Embodied energy is the total amount of energy expended to produce any good or service. Or in this case, any building. This calculation tallies all of the energy and fuel used to extract and refine raw materials, manufacture various components, transport them, erect a structure and maintain it. If a building is torn down, energies spent for demolition are included as well. An additional consideration is the cost of losing historic materials and craftsmanship that are no longer available, and even depleting currently available resources.

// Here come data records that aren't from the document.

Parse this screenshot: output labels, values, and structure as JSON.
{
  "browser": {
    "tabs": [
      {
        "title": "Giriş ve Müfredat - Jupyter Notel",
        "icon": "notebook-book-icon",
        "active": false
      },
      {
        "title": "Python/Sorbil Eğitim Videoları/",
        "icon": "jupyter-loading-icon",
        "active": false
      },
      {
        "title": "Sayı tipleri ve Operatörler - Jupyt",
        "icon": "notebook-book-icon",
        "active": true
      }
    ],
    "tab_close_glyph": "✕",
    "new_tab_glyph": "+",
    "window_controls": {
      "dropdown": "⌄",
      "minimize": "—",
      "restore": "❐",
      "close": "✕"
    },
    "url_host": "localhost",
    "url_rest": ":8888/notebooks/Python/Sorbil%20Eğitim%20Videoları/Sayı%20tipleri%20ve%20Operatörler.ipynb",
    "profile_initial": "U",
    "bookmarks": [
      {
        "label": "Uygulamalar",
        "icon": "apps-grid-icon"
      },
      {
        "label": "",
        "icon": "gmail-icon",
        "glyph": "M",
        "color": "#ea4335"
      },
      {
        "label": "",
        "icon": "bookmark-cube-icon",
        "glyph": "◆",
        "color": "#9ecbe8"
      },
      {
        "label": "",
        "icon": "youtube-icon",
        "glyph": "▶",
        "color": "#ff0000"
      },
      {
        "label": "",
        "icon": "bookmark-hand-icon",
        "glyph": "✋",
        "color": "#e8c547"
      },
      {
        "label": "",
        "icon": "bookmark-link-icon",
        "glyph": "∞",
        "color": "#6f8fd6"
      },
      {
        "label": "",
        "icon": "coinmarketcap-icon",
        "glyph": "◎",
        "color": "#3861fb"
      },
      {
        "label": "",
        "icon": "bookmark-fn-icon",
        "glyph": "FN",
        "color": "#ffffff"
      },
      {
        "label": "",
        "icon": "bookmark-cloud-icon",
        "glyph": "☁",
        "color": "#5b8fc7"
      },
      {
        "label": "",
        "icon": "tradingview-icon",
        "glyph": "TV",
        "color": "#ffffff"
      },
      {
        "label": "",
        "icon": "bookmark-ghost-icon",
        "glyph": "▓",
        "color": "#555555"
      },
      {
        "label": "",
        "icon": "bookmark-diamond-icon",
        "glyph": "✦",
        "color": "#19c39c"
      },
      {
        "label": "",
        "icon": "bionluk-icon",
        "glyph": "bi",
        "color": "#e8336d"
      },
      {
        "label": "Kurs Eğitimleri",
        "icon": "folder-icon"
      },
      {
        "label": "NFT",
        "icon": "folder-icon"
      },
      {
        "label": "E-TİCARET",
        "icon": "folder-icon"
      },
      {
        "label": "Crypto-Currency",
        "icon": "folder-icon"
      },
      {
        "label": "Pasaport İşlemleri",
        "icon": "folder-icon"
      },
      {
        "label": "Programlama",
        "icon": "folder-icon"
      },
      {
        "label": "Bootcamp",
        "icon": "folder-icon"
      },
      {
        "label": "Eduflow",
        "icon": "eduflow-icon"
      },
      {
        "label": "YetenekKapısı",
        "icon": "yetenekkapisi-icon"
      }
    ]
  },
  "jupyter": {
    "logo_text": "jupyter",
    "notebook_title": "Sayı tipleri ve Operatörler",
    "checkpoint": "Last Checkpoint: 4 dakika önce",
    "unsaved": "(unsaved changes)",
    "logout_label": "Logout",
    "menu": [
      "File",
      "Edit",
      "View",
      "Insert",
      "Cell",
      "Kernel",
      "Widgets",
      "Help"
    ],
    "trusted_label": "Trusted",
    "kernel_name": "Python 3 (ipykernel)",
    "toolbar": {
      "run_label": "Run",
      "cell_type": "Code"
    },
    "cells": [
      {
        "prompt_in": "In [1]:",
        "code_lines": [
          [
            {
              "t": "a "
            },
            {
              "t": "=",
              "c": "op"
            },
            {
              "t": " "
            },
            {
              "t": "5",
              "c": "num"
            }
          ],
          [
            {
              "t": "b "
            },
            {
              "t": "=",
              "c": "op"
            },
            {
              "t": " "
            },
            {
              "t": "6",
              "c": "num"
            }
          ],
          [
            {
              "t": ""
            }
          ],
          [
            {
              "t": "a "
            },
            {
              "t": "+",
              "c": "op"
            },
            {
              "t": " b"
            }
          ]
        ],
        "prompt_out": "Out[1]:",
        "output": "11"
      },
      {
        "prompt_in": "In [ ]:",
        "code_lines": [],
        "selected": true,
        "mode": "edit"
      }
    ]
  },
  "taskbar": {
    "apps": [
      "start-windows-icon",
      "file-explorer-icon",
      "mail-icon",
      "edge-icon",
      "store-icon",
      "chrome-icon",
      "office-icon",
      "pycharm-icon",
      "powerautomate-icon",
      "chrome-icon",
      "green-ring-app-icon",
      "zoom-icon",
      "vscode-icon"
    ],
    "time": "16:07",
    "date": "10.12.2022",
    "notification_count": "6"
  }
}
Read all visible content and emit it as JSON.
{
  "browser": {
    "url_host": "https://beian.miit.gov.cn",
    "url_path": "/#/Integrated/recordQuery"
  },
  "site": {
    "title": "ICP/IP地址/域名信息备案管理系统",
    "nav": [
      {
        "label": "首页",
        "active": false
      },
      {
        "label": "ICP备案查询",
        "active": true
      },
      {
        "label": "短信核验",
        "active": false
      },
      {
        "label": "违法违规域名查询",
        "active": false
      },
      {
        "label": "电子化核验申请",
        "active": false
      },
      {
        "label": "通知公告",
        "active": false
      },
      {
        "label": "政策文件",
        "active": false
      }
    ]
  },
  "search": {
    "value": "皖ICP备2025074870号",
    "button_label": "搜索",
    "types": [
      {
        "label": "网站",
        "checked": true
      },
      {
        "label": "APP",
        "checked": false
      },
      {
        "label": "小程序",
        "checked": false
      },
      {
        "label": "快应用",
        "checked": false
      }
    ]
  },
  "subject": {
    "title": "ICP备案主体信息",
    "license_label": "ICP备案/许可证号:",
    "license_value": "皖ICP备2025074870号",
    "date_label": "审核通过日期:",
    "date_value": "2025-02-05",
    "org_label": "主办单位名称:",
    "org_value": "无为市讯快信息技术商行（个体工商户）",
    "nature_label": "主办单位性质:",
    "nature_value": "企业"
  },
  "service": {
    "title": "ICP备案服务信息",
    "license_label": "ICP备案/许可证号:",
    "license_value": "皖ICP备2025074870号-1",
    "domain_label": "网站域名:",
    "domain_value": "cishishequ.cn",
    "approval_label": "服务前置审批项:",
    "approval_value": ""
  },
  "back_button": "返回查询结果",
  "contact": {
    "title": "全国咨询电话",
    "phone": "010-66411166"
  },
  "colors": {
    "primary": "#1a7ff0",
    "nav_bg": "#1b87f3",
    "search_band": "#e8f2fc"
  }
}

Conserving embodied energy, promoting sustainability, and saving historic buildings can all be accomplished through adaptive reuse. Adaptive reuse helps to sustain or revive a building’s relevance to the community by enabling it to deliver new value, different from its initial intent. Not only does adaptive reuse save historically- and architecturally-significant structures to preserve authentic connection to place, it also saves massive amounts of embodied energy. By giving an existing building fresh purpose, energy is prevented from being wasted on demolition and possibly construction of a new building.
To recap: Adaptive Reuse = Saved Buildings + Saved Embodied Energy = Sustainability
The QEA team has successfully demonstrated this approach to the benefit of numerous projects and their communities over the years. Here are some of our favorite examples:
Accident Fund Holdings, Inc in Lansing, MI
American Brewery in Baltimore, MD
Clipper Mill in Baltimore, MD
Darryl Carter, Inc. Showroom and Studio in Washington, DC
Element Detroit at the Metropolitan in Detroit, MI
Knapp’s Center in Lansing, MI
Lion Brothers Building in Baltimore, MD
Wurlitzer Building in Detroit, MI
Zingerman’s Deli Expansion in Ann Arbor, MI